◆ Work order
Give the whole listing below once more, exactly, without pictures.
────
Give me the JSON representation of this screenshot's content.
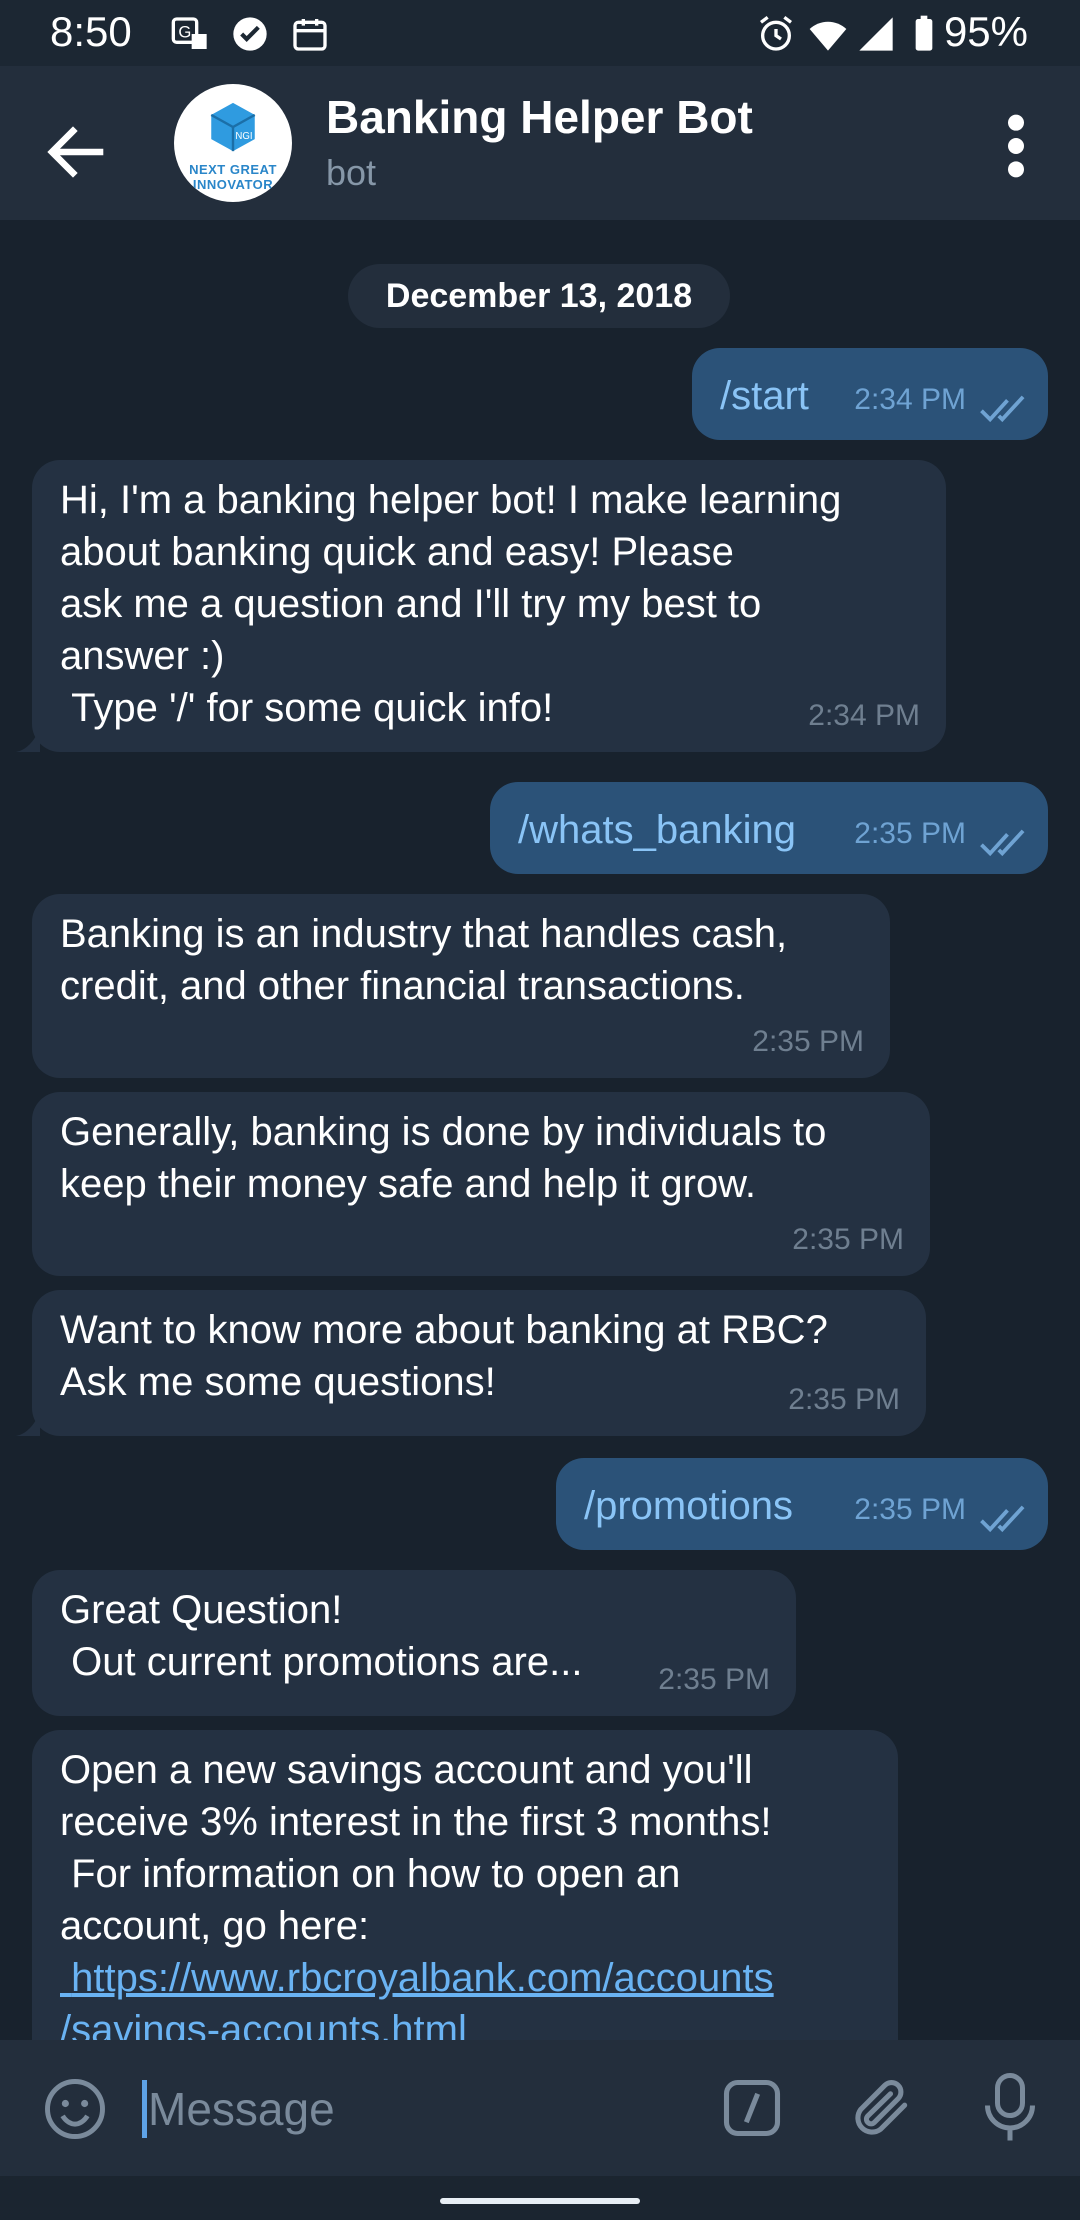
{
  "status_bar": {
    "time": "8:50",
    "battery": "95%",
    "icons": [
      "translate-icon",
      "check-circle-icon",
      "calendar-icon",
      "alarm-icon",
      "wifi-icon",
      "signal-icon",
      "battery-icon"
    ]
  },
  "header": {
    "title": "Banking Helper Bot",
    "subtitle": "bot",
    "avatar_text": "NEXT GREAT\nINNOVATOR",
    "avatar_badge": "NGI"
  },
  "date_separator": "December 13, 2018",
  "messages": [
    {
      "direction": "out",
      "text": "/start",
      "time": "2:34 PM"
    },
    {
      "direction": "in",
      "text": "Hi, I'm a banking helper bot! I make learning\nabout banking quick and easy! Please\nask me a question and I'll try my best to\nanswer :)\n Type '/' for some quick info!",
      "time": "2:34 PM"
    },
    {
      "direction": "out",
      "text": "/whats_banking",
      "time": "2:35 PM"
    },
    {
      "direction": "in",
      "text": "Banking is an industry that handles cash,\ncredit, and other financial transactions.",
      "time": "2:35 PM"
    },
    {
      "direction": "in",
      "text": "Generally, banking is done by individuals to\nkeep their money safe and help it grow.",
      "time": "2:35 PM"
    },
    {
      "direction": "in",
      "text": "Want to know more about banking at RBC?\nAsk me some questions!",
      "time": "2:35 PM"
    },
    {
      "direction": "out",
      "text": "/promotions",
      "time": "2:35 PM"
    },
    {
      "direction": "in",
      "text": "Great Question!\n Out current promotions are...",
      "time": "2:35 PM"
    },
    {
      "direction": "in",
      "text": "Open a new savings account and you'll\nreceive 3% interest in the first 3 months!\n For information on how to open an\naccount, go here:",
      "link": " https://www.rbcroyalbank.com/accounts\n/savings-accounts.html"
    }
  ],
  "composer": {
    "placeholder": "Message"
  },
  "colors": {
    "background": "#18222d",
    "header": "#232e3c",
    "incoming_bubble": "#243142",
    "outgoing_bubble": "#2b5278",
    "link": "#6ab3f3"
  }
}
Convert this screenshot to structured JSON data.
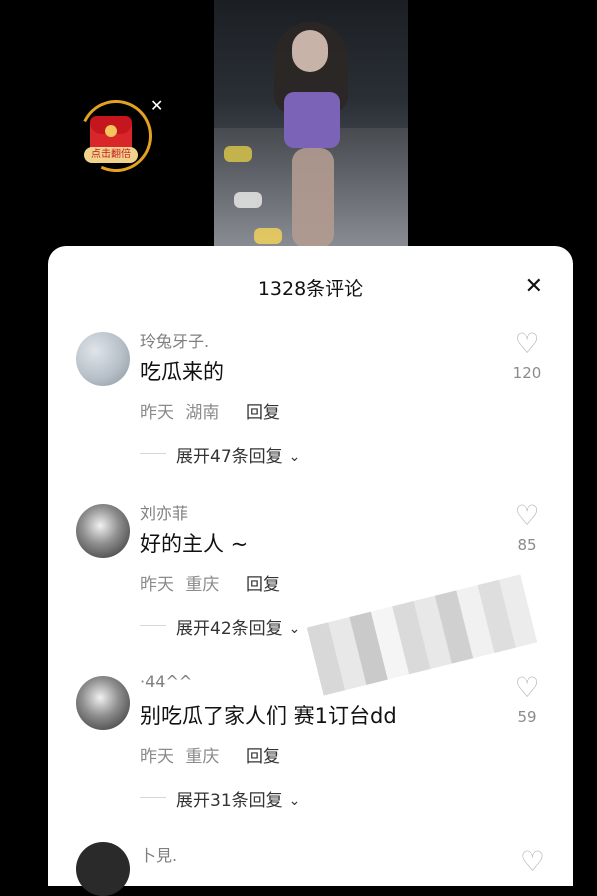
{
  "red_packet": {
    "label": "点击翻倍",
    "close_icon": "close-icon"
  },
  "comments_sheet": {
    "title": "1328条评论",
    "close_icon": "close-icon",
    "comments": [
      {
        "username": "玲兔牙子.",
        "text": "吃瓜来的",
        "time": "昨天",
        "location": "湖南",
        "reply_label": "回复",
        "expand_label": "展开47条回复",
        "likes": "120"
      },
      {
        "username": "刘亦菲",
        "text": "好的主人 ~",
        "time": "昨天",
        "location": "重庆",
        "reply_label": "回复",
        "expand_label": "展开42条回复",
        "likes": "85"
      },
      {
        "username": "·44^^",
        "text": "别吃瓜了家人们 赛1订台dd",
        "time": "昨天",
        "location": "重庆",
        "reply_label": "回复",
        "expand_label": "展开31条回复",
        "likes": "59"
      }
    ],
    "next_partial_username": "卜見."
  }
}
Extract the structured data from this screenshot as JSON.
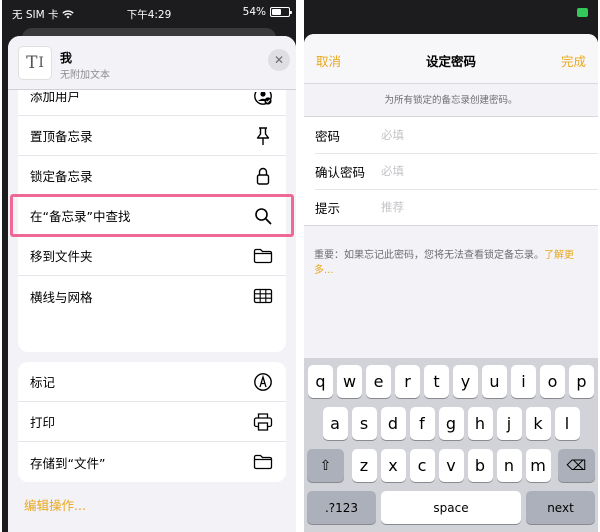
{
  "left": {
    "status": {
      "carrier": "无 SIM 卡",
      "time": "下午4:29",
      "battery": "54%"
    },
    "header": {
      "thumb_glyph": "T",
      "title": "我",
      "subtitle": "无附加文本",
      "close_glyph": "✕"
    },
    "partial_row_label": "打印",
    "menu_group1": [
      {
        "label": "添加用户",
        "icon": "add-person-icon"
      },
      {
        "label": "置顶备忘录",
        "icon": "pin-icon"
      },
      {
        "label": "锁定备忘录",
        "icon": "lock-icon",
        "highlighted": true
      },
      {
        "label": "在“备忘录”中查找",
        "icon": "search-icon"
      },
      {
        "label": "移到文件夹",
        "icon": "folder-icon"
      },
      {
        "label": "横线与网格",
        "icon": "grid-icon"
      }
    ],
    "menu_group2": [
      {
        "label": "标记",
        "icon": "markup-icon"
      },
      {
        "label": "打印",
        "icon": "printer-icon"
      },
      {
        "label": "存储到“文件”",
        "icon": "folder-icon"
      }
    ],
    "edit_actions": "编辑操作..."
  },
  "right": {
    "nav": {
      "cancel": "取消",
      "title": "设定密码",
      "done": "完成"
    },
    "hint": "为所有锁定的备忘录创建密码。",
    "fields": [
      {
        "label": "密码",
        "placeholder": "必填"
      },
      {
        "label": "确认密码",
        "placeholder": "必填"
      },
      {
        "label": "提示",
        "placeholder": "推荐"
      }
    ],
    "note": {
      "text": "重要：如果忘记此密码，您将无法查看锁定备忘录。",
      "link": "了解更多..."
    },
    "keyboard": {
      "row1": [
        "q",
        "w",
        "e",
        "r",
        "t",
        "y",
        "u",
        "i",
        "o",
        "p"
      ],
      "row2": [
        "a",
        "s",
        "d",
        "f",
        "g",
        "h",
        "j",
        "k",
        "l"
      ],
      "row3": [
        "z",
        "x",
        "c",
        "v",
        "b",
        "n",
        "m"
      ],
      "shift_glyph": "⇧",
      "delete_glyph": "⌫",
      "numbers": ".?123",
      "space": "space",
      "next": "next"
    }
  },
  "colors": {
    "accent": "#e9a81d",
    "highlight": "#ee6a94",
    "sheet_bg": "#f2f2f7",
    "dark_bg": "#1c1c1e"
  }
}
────
◆ Your solution
Give me the JSON representation of this screenshot's content.
{
  "status_bar": {
    "time": "8:50",
    "battery": "95%",
    "icons": [
      "translate-icon",
      "check-circle-icon",
      "calendar-icon",
      "alarm-icon",
      "wifi-icon",
      "signal-icon",
      "battery-icon"
    ]
  },
  "header": {
    "title": "Banking Helper Bot",
    "subtitle": "bot",
    "avatar_text": "NEXT GREAT\nINNOVATOR",
    "avatar_badge": "NGI"
  },
  "date_separator": "December 13, 2018",
  "messages": [
    {
      "direction": "out",
      "text": "/start",
      "time": "2:34 PM"
    },
    {
      "direction": "in",
      "text": "Hi, I'm a banking helper bot! I make learning\nabout banking quick and easy! Please\nask me a question and I'll try my best to\nanswer :)\n Type '/' for some quick info!",
      "time": "2:34 PM"
    },
    {
      "direction": "out",
      "text": "/whats_banking",
      "time": "2:35 PM"
    },
    {
      "direction": "in",
      "text": "Banking is an industry that handles cash,\ncredit, and other financial transactions.",
      "time": "2:35 PM"
    },
    {
      "direction": "in",
      "text": "Generally, banking is done by individuals to\nkeep their money safe and help it grow.",
      "time": "2:35 PM"
    },
    {
      "direction": "in",
      "text": "Want to know more about banking at RBC?\nAsk me some questions!",
      "time": "2:35 PM"
    },
    {
      "direction": "out",
      "text": "/promotions",
      "time": "2:35 PM"
    },
    {
      "direction": "in",
      "text": "Great Question!\n Out current promotions are...",
      "time": "2:35 PM"
    },
    {
      "direction": "in",
      "text": "Open a new savings account and you'll\nreceive 3% interest in the first 3 months!\n For information on how to open an\naccount, go here:",
      "link": " https://www.rbcroyalbank.com/accounts\n/savings-accounts.html"
    }
  ],
  "composer": {
    "placeholder": "Message"
  },
  "colors": {
    "background": "#18222d",
    "header": "#232e3c",
    "incoming_bubble": "#243142",
    "outgoing_bubble": "#2b5278",
    "link": "#6ab3f3"
  }
}
Convert this screenshot to structured JSON data.
{
  "red_packet": {
    "label": "点击翻倍",
    "close_icon": "close-icon"
  },
  "comments_sheet": {
    "title": "1328条评论",
    "close_icon": "close-icon",
    "comments": [
      {
        "username": "玲兔牙子.",
        "text": "吃瓜来的",
        "time": "昨天",
        "location": "湖南",
        "reply_label": "回复",
        "expand_label": "展开47条回复",
        "likes": "120"
      },
      {
        "username": "刘亦菲",
        "text": "好的主人 ~",
        "time": "昨天",
        "location": "重庆",
        "reply_label": "回复",
        "expand_label": "展开42条回复",
        "likes": "85"
      },
      {
        "username": "·44^^",
        "text": "别吃瓜了家人们 赛1订台dd",
        "time": "昨天",
        "location": "重庆",
        "reply_label": "回复",
        "expand_label": "展开31条回复",
        "likes": "59"
      }
    ],
    "next_partial_username": "卜見."
  }
}
Extract the structured data from this screenshot as JSON.
{
  "left": {
    "status": {
      "carrier": "无 SIM 卡",
      "time": "下午4:29",
      "battery": "54%"
    },
    "header": {
      "thumb_glyph": "T",
      "title": "我",
      "subtitle": "无附加文本",
      "close_glyph": "✕"
    },
    "partial_row_label": "打印",
    "menu_group1": [
      {
        "label": "添加用户",
        "icon": "add-person-icon"
      },
      {
        "label": "置顶备忘录",
        "icon": "pin-icon"
      },
      {
        "label": "锁定备忘录",
        "icon": "lock-icon",
        "highlighted": true
      },
      {
        "label": "在“备忘录”中查找",
        "icon": "search-icon"
      },
      {
        "label": "移到文件夹",
        "icon": "folder-icon"
      },
      {
        "label": "横线与网格",
        "icon": "grid-icon"
      }
    ],
    "menu_group2": [
      {
        "label": "标记",
        "icon": "markup-icon"
      },
      {
        "label": "打印",
        "icon": "printer-icon"
      },
      {
        "label": "存储到“文件”",
        "icon": "folder-icon"
      }
    ],
    "edit_actions": "编辑操作..."
  },
  "right": {
    "nav": {
      "cancel": "取消",
      "title": "设定密码",
      "done": "完成"
    },
    "hint": "为所有锁定的备忘录创建密码。",
    "fields": [
      {
        "label": "密码",
        "placeholder": "必填"
      },
      {
        "label": "确认密码",
        "placeholder": "必填"
      },
      {
        "label": "提示",
        "placeholder": "推荐"
      }
    ],
    "note": {
      "text": "重要：如果忘记此密码，您将无法查看锁定备忘录。",
      "link": "了解更多..."
    },
    "keyboard": {
      "row1": [
        "q",
        "w",
        "e",
        "r",
        "t",
        "y",
        "u",
        "i",
        "o",
        "p"
      ],
      "row2": [
        "a",
        "s",
        "d",
        "f",
        "g",
        "h",
        "j",
        "k",
        "l"
      ],
      "row3": [
        "z",
        "x",
        "c",
        "v",
        "b",
        "n",
        "m"
      ],
      "shift_glyph": "⇧",
      "delete_glyph": "⌫",
      "numbers": ".?123",
      "space": "space",
      "next": "next"
    }
  },
  "colors": {
    "accent": "#e9a81d",
    "highlight": "#ee6a94",
    "sheet_bg": "#f2f2f7",
    "dark_bg": "#1c1c1e"
  }
}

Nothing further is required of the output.